▶ What is needed
In the records below, find each line holding the word "data" and copy it.
=-=-=
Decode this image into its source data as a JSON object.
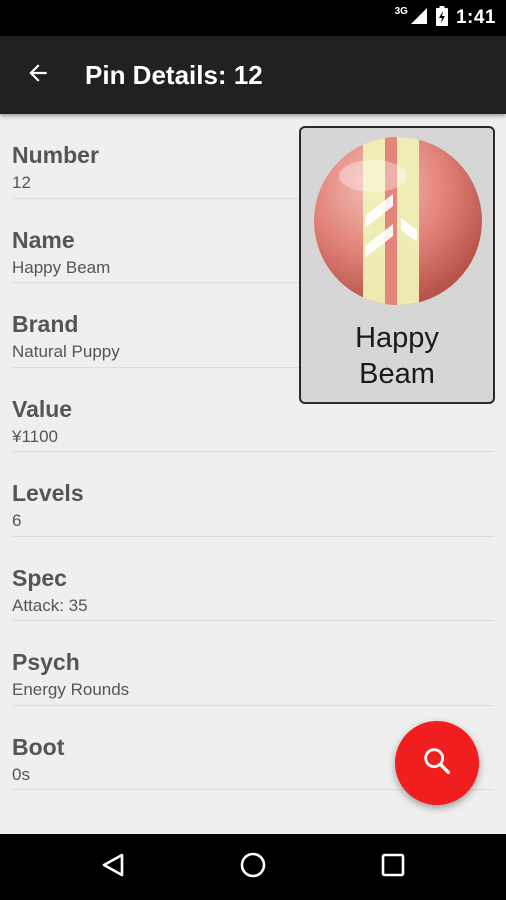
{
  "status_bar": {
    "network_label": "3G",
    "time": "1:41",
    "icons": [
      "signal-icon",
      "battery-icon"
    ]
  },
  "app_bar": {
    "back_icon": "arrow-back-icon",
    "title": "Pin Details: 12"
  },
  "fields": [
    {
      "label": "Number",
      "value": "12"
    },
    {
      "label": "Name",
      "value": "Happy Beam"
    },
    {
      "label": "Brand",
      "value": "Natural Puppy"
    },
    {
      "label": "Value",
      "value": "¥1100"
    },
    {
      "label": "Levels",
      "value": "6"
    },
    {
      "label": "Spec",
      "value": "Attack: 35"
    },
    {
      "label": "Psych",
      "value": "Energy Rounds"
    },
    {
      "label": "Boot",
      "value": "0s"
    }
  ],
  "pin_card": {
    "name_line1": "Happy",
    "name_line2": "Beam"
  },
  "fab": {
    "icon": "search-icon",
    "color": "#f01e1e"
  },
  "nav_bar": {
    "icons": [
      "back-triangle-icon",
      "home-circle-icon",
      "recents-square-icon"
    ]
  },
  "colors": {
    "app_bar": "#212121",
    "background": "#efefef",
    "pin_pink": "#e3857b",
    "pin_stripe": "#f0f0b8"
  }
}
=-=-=
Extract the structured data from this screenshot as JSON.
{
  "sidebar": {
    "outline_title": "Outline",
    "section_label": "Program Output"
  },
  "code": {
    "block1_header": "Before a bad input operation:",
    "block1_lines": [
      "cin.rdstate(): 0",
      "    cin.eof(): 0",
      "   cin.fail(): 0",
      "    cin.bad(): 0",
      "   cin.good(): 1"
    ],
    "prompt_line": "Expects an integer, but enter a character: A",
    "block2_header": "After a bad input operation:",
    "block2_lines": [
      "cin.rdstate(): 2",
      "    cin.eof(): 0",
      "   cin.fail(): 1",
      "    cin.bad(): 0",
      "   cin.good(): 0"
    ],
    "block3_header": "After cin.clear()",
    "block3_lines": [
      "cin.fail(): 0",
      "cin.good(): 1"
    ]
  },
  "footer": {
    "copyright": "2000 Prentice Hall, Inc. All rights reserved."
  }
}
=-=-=
▶ The completed task
Decode this image into its source data as a JSON object.
Extract the structured data from this screenshot as JSON.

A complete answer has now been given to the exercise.